=== Task description ===
If a line of the data below contains the string "kind", count it, then state the total alone.

=== Data listing ===
================
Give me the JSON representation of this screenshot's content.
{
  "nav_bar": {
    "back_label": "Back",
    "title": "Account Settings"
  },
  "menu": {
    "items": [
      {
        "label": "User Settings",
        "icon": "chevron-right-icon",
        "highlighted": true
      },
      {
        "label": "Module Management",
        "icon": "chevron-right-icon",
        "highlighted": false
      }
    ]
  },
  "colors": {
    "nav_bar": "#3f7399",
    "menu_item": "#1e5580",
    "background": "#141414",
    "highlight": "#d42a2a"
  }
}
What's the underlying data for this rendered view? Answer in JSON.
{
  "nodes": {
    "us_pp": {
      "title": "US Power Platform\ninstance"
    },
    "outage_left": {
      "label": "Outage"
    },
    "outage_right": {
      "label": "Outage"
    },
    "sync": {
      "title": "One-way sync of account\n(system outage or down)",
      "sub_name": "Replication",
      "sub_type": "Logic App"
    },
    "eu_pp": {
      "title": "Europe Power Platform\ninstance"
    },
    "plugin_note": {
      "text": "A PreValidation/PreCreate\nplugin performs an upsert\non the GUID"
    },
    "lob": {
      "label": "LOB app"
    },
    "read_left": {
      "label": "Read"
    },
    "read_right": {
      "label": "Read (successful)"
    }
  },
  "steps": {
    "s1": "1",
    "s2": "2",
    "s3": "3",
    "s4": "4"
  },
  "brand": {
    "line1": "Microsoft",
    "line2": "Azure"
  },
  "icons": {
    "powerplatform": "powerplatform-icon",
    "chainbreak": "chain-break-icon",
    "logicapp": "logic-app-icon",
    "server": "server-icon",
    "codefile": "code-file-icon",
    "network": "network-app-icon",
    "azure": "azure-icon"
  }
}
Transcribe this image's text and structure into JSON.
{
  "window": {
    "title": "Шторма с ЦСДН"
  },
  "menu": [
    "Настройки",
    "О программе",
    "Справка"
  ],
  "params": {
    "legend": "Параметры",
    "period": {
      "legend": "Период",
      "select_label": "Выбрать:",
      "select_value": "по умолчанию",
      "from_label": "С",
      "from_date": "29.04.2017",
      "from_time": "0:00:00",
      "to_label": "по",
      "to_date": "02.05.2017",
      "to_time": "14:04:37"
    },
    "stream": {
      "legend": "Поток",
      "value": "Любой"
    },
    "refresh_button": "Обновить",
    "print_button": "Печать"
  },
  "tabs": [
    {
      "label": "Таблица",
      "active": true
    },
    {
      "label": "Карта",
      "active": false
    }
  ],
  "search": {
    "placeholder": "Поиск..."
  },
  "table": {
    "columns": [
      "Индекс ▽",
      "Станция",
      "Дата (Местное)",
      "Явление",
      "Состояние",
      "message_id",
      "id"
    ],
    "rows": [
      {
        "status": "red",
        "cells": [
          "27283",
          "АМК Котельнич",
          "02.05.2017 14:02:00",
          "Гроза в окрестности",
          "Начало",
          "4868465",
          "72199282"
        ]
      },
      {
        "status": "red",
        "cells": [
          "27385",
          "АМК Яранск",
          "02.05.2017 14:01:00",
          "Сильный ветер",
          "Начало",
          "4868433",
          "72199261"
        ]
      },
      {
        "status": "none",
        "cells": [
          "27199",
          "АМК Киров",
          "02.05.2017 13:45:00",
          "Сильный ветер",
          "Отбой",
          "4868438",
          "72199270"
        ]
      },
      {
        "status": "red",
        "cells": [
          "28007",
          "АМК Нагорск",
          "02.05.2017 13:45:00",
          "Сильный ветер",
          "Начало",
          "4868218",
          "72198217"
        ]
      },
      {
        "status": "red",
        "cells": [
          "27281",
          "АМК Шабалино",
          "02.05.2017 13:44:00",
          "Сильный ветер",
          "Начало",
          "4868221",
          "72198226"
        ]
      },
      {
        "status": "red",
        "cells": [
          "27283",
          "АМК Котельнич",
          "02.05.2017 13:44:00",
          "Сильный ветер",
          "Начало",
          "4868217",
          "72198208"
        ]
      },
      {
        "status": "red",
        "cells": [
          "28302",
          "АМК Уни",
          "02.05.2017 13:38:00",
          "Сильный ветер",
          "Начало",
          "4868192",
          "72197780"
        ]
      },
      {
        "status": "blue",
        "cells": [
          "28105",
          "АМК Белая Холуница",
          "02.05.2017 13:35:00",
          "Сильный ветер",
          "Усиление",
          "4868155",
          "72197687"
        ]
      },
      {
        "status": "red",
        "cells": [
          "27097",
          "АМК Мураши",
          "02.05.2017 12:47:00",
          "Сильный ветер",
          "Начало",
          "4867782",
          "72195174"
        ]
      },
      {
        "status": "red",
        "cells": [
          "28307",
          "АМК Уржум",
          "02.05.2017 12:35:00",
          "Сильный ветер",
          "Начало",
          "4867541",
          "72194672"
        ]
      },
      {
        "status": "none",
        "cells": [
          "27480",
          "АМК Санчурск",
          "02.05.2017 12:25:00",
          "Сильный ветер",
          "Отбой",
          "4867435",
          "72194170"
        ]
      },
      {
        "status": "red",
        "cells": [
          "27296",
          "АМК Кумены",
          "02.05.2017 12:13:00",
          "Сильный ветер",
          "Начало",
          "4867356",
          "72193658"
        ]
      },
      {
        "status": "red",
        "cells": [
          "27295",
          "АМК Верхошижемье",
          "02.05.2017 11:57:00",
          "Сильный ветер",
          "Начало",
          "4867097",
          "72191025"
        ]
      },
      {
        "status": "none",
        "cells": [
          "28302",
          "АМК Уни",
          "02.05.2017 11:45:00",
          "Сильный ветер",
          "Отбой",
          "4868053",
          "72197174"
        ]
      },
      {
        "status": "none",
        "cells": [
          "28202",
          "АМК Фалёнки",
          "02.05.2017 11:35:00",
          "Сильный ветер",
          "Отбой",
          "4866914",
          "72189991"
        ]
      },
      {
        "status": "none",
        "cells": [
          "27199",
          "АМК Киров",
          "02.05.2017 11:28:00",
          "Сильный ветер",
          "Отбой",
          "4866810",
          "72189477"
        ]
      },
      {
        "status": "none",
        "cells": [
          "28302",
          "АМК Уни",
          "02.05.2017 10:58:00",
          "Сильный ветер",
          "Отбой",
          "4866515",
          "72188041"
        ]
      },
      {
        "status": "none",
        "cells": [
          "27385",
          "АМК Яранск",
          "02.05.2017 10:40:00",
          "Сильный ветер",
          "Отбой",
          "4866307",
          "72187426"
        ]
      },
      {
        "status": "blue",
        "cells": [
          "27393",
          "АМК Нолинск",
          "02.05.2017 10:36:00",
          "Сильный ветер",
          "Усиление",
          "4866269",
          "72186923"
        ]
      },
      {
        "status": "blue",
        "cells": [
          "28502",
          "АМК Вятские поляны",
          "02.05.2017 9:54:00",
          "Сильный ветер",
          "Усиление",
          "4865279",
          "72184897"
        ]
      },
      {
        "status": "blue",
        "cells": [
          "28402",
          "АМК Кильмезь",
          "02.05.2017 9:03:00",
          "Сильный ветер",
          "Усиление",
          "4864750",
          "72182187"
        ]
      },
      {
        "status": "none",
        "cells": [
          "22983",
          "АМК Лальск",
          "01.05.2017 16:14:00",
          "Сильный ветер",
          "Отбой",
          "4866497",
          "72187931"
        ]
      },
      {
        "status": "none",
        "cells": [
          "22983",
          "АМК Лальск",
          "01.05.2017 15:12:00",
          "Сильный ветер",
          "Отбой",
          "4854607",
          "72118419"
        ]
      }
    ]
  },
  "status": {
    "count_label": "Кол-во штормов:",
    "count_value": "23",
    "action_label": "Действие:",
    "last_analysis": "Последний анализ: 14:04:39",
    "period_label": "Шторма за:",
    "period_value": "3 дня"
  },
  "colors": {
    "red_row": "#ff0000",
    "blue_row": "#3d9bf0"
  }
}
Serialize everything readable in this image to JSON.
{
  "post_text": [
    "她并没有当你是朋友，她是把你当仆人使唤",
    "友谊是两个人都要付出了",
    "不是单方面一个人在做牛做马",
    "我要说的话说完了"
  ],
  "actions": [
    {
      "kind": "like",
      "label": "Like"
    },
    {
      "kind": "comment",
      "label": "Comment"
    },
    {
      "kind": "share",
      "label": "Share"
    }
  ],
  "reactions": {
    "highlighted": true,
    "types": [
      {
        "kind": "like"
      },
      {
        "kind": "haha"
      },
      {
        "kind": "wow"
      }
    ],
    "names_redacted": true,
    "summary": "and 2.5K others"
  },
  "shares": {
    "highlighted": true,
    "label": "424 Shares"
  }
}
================
=== Answer for this exercise ===
6